● Instructions to follow
Check every line of the material below for the string "username", and return the ones that have it.

● Provided information
┌────────

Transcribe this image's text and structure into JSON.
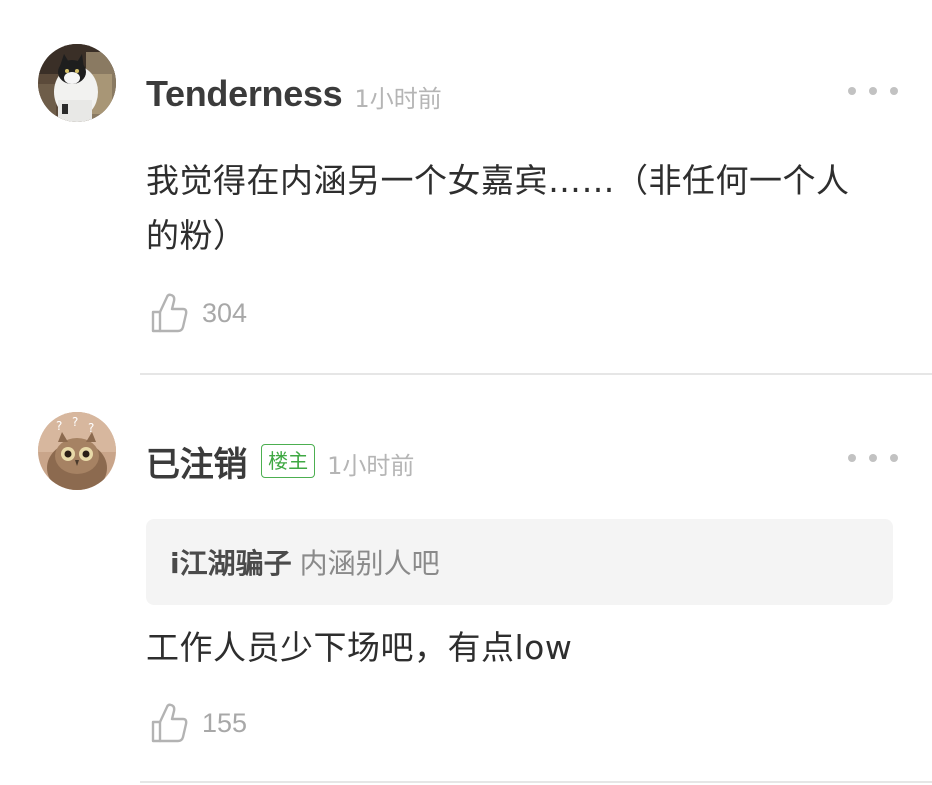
{
  "comments": [
    {
      "username": "Tenderness",
      "timestamp": "1小时前",
      "body": "我觉得在内涵另一个女嘉宾……（非任何一个人的粉）",
      "likes": "304",
      "avatar_icon": "cat-photo-avatar"
    },
    {
      "username": "已注销",
      "badge": "楼主",
      "timestamp": "1小时前",
      "quote": {
        "username": "i江湖骗子",
        "text": "内涵别人吧"
      },
      "body": "工作人员少下场吧，有点low",
      "likes": "155",
      "avatar_icon": "owl-photo-avatar"
    }
  ],
  "icons": {
    "like": "thumbs-up-icon",
    "more": "more-dots-icon"
  },
  "colors": {
    "badge_green": "#3fa843",
    "meta_gray": "#b5b5b5",
    "quote_bg": "#f4f4f4",
    "divider": "#e6e6e6"
  }
}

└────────

● Written answer
      "username": "Tenderness",
      "username": "已注销",
        "username": "i江湖骗子",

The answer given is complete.